:: Input for this task ::
━━━━━━━━━━━━━━━━━━━━━━━━━━━━━━
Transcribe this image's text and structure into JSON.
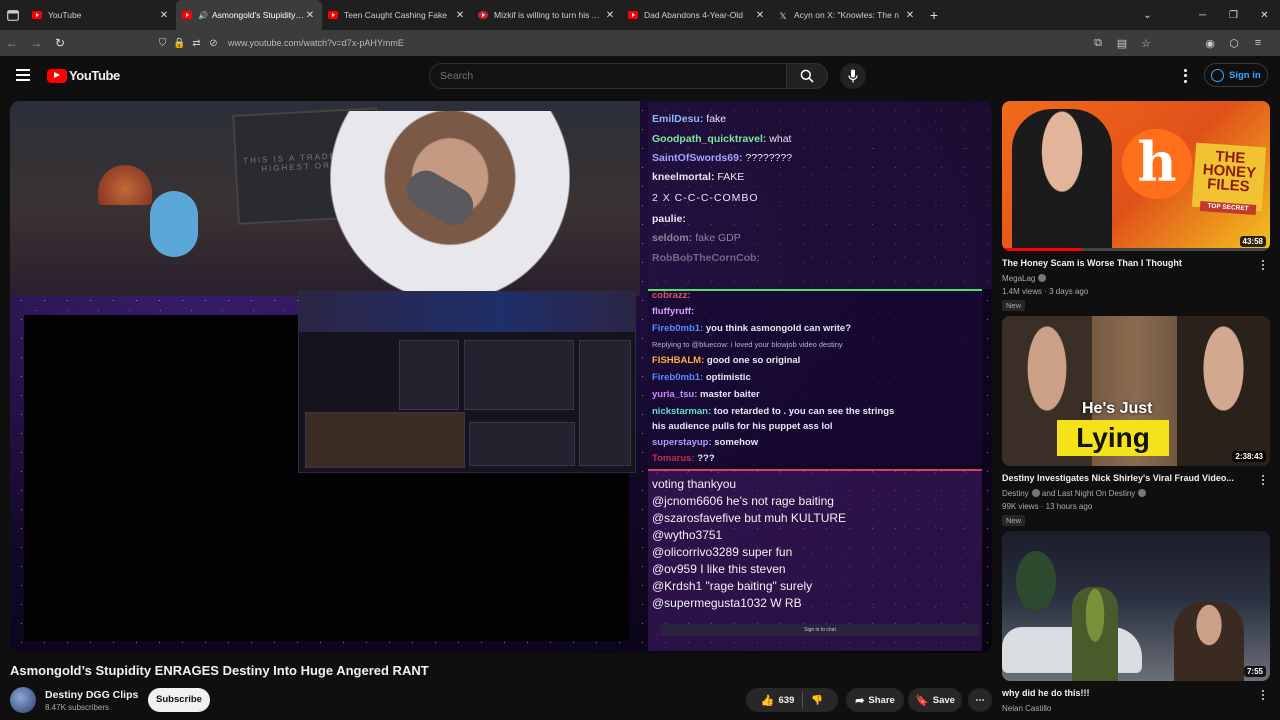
{
  "browser": {
    "tabs": [
      {
        "title": "YouTube",
        "icon": "youtube-favicon",
        "active": false
      },
      {
        "title": "Asmongold's Stupidity ENR",
        "icon": "youtube-favicon",
        "active": true
      },
      {
        "title": "Teen Caught Cashing Fake",
        "icon": "youtube-favicon",
        "active": false
      },
      {
        "title": "Mizkif is willing to turn his Aust",
        "icon": "site-favicon",
        "active": false
      },
      {
        "title": "Dad Abandons 4-Year-Old",
        "icon": "youtube-favicon",
        "active": false
      },
      {
        "title": "Acyn on X: \"Knowles: The n",
        "icon": "x-favicon",
        "active": false
      }
    ],
    "url": "www.youtube.com/watch?v=d7x-pAHYmmE"
  },
  "header": {
    "logo_text": "YouTube",
    "search_placeholder": "Search",
    "signin_label": "Sign in"
  },
  "video": {
    "title": "Asmongold’s Stupidity ENRAGES Destiny Into Huge Angered RANT",
    "wall_sign": "THIS IS A TRADER THE HIGHEST ORDER",
    "channel_name": "Destiny DGG Clips",
    "subscribers": "8.47K subscribers",
    "subscribe_label": "Subscribe",
    "likes": "639",
    "share_label": "Share",
    "save_label": "Save",
    "chat_top": [
      {
        "user": "EmilDesu:",
        "msg": "fake",
        "color": "#8fb7ff"
      },
      {
        "user": "Goodpath_quicktravel:",
        "msg": "what",
        "color": "#7fe3a0"
      },
      {
        "user": "SaintOfSwords69:",
        "msg": "????????",
        "color": "#9ea8ff"
      },
      {
        "user": "kneelmortal:",
        "msg": "FAKE",
        "color": "#e9e6f5"
      },
      {
        "user": "",
        "msg": "2 X C-C-C-COMBO",
        "color": "#e9e6f5"
      },
      {
        "user": "paulie:",
        "msg": "",
        "color": "#e9e6f5"
      },
      {
        "user": "seldom:",
        "msg": "fake GDP",
        "color": "#8a86a0"
      },
      {
        "user": "RobBobTheCornCob:",
        "msg": "",
        "color": "#6e6a86"
      }
    ],
    "chat_mid": [
      {
        "user": "cobrazz:",
        "msg": "",
        "color": "#e0506a"
      },
      {
        "user": "fluffyruff:",
        "msg": "",
        "color": "#d8a0ff"
      },
      {
        "user": "Fireb0mb1:",
        "msg": "you think asmongold can write?",
        "color": "#5a8cff"
      },
      {
        "user": "",
        "msg": "Replying to @bluecow: i loved your blowjob video destiny",
        "color": "#b8b4cc"
      },
      {
        "user": "FISHBALM:",
        "msg": "good one so original",
        "color": "#ffb03a"
      },
      {
        "user": "Fireb0mb1:",
        "msg": "optimistic",
        "color": "#5a8cff"
      },
      {
        "user": "yuria_tsu:",
        "msg": "master baiter",
        "color": "#c98cff"
      },
      {
        "user": "nickstarman:",
        "msg": "too retarded to . you can see the strings",
        "color": "#5fe0c8"
      },
      {
        "user": "",
        "msg": "his audience pulls for his puppet ass lol",
        "color": "#e9e6f5"
      },
      {
        "user": "superstayup:",
        "msg": "somehow",
        "color": "#a8a0ff"
      },
      {
        "user": "Tomarus:",
        "msg": "???",
        "color": "#c0304a"
      }
    ],
    "chat_bottom": [
      "voting thankyou",
      "@jcnom6606 he's not rage baiting",
      "@szarosfavefive but muh KULTURE",
      "@wytho3751",
      "@olicorrivo3289 super fun",
      "@ov959 I like this steven",
      "@Krdsh1 \"rage baiting\" surely",
      "@supermegusta1032 W RB"
    ],
    "chat_signin": "Sign in to chat"
  },
  "recommendations": [
    {
      "title": "The Honey Scam is Worse Than I Thought",
      "channel": "MegaLag",
      "meta": "1.4M views · 3 days ago",
      "badge": "New",
      "duration": "43:58",
      "thumb_text": "THE HONEY FILES",
      "thumb_sub": "TOP SECRET"
    },
    {
      "title": "Destiny Investigates Nick Shirley's Viral Fraud Video...",
      "channel": "Destiny",
      "channel_extra": "and Last Night On Destiny",
      "meta": "99K views · 13 hours ago",
      "badge": "New",
      "duration": "2:38:43",
      "thumb_text": "He's Just",
      "thumb_sub": "Lying"
    },
    {
      "title": "why did he do this!!!",
      "channel": "Nelan Castillo",
      "duration": "7:55"
    }
  ]
}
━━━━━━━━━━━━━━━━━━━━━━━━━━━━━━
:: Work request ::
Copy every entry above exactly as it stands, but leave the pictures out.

:: Response ::
Transcribe this image's text and structure into JSON.
{
  "browser": {
    "tabs": [
      {
        "title": "YouTube",
        "icon": "youtube-favicon",
        "active": false
      },
      {
        "title": "Asmongold's Stupidity ENR",
        "icon": "youtube-favicon",
        "active": true
      },
      {
        "title": "Teen Caught Cashing Fake",
        "icon": "youtube-favicon",
        "active": false
      },
      {
        "title": "Mizkif is willing to turn his Aust",
        "icon": "site-favicon",
        "active": false
      },
      {
        "title": "Dad Abandons 4-Year-Old",
        "icon": "youtube-favicon",
        "active": false
      },
      {
        "title": "Acyn on X: \"Knowles: The n",
        "icon": "x-favicon",
        "active": false
      }
    ],
    "url": "www.youtube.com/watch?v=d7x-pAHYmmE"
  },
  "header": {
    "logo_text": "YouTube",
    "search_placeholder": "Search",
    "signin_label": "Sign in"
  },
  "video": {
    "title": "Asmongold’s Stupidity ENRAGES Destiny Into Huge Angered RANT",
    "wall_sign": "THIS IS A TRADER THE HIGHEST ORDER",
    "channel_name": "Destiny DGG Clips",
    "subscribers": "8.47K subscribers",
    "subscribe_label": "Subscribe",
    "likes": "639",
    "share_label": "Share",
    "save_label": "Save",
    "chat_top": [
      {
        "user": "EmilDesu:",
        "msg": "fake",
        "color": "#8fb7ff"
      },
      {
        "user": "Goodpath_quicktravel:",
        "msg": "what",
        "color": "#7fe3a0"
      },
      {
        "user": "SaintOfSwords69:",
        "msg": "????????",
        "color": "#9ea8ff"
      },
      {
        "user": "kneelmortal:",
        "msg": "FAKE",
        "color": "#e9e6f5"
      },
      {
        "user": "",
        "msg": "2 X C-C-C-COMBO",
        "color": "#e9e6f5"
      },
      {
        "user": "paulie:",
        "msg": "",
        "color": "#e9e6f5"
      },
      {
        "user": "seldom:",
        "msg": "fake GDP",
        "color": "#8a86a0"
      },
      {
        "user": "RobBobTheCornCob:",
        "msg": "",
        "color": "#6e6a86"
      }
    ],
    "chat_mid": [
      {
        "user": "cobrazz:",
        "msg": "",
        "color": "#e0506a"
      },
      {
        "user": "fluffyruff:",
        "msg": "",
        "color": "#d8a0ff"
      },
      {
        "user": "Fireb0mb1:",
        "msg": "you think asmongold can write?",
        "color": "#5a8cff"
      },
      {
        "user": "",
        "msg": "Replying to @bluecow: i loved your blowjob video destiny",
        "color": "#b8b4cc"
      },
      {
        "user": "FISHBALM:",
        "msg": "good one so original",
        "color": "#ffb03a"
      },
      {
        "user": "Fireb0mb1:",
        "msg": "optimistic",
        "color": "#5a8cff"
      },
      {
        "user": "yuria_tsu:",
        "msg": "master baiter",
        "color": "#c98cff"
      },
      {
        "user": "nickstarman:",
        "msg": "too retarded to . you can see the strings",
        "color": "#5fe0c8"
      },
      {
        "user": "",
        "msg": "his audience pulls for his puppet ass lol",
        "color": "#e9e6f5"
      },
      {
        "user": "superstayup:",
        "msg": "somehow",
        "color": "#a8a0ff"
      },
      {
        "user": "Tomarus:",
        "msg": "???",
        "color": "#c0304a"
      }
    ],
    "chat_bottom": [
      "voting thankyou",
      "@jcnom6606 he's not rage baiting",
      "@szarosfavefive but muh KULTURE",
      "@wytho3751",
      "@olicorrivo3289 super fun",
      "@ov959 I like this steven",
      "@Krdsh1 \"rage baiting\" surely",
      "@supermegusta1032 W RB"
    ],
    "chat_signin": "Sign in to chat"
  },
  "recommendations": [
    {
      "title": "The Honey Scam is Worse Than I Thought",
      "channel": "MegaLag",
      "meta": "1.4M views · 3 days ago",
      "badge": "New",
      "duration": "43:58",
      "thumb_text": "THE HONEY FILES",
      "thumb_sub": "TOP SECRET"
    },
    {
      "title": "Destiny Investigates Nick Shirley's Viral Fraud Video...",
      "channel": "Destiny",
      "channel_extra": "and Last Night On Destiny",
      "meta": "99K views · 13 hours ago",
      "badge": "New",
      "duration": "2:38:43",
      "thumb_text": "He's Just",
      "thumb_sub": "Lying"
    },
    {
      "title": "why did he do this!!!",
      "channel": "Nelan Castillo",
      "duration": "7:55"
    }
  ]
}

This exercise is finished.